Why I Write About Personal Finance
I've been interested in money ever since my mom used to listen to Dave Ramsey on the radio. I'd hear listeners call in to Dave and share their problems. I loved hearing how Dave would listen to anyone's story and find solutions for their money problems. It almost seemed like magic the way he would talk about the debt snowball method and how anyone could pay off their loans if they really tried.
Growing up, my parents always talked about money honestly. They shared how much they were earning, spending and saving. I knew they made sacrifices to send me to a private school, and I knew they valued traveling more than buying a new car. Figuring out money problems became like a puzzle to me. If I wanted to travel to Europe, I had to figure out how to save money for it. If I wanted to go to the college of my dreams, I had to decide if I could afford to pay off the student loans that came with it.
When I got in college, I learned that my parents were unusual. Most kids didn't grow up learning the difference between an IRA and a 401k or why it's bad to lease a car. Many parents didn't share their salaries with their kids, for fear it would make them spoiled. I felt proud that I knew why it was important to save for retirement and why buying a house came with serious issues.
When I was in college, I took a basic personal finance course. For fun. I loved learning about money and how it works. I also realized how complex finance could be and how there were few resources available for people my age looking to educate themselves about money.
Once I graduated, I realized it was time to put my knowledge into action. I was finally on my own financially and I had to start budgeting, saving and paying off my student loans for real. I started reading various books and blogs about personal finance and trying to implement what I read. I couponed, bought secondhand clothes and lived frugally.
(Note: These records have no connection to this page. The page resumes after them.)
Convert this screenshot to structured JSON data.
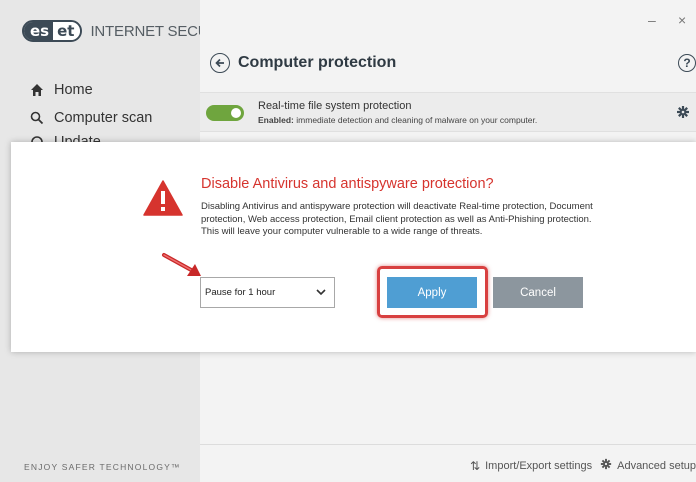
{
  "app": {
    "logo_left": "es",
    "logo_right": "et",
    "product_name": "INTERNET SECURITY",
    "window_minimize": "–",
    "window_close": "×",
    "footer_tagline": "ENJOY SAFER TECHNOLOGY™"
  },
  "sidebar": {
    "items": [
      {
        "label": "Home",
        "icon": "home-icon"
      },
      {
        "label": "Computer scan",
        "icon": "search-icon"
      },
      {
        "label": "Update",
        "icon": "update-icon"
      }
    ]
  },
  "page": {
    "title": "Computer protection",
    "help": "?",
    "feature": {
      "title": "Real-time file system protection",
      "status_label": "Enabled:",
      "status_text": "immediate detection and cleaning of malware on your computer.",
      "enabled": true
    }
  },
  "footer": {
    "import_export": "Import/Export settings",
    "advanced_setup": "Advanced setup"
  },
  "dialog": {
    "title": "Disable Antivirus and antispyware protection?",
    "body": "Disabling Antivirus and antispyware protection will deactivate Real-time protection, Document protection, Web access protection, Email client protection as well as Anti-Phishing protection. This will leave your computer vulnerable to a wide range of threats.",
    "duration_selected": "Pause for 1 hour",
    "apply_label": "Apply",
    "cancel_label": "Cancel"
  },
  "colors": {
    "alert_red": "#d6342e",
    "apply_blue": "#4f9ed3",
    "cancel_gray": "#8c969e",
    "toggle_green": "#6fa53e",
    "highlight_red": "#d84040"
  }
}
But I also realized that many of my peers weren't doing the same. They weren't trying to pay off their student loans early or start a 401k. I started talking about money at work and convinced my boss to let me start blogging about it. I soon spent more time writing for my blog then doing my other assignments.
A few months later, I started my own blog, Debt Free After Three, where I chronicled my journey to pay off my student loans in three years. I loved writing about what I learned, what worked and what didn't. After a couple years of blogging, I attended FinCon, a conference for financial media professionals. There I met other people writing about personal finance and making a living at it. I started booking freelancing gigs and in September 2015, I quit my job to be a full-time freelance writer specializing in personal finance.
Every day, I get to educate, inspire and encourage people to change their financial habits. I've seen friends share my articles without realizing I'm the author. I love knowing that someone who reads a story I wrote could learn how to pay off debt, start a retirement account or buy a house. I share the trials and successes of real people along with advice from experts. Every day, I hope that more people learn what I did at the dinner table.
I love creating content for companies who want to educate the public about personal finance. I'm comfortable coming up with story ideas, sharing my own experiences and finding out what readers want to see.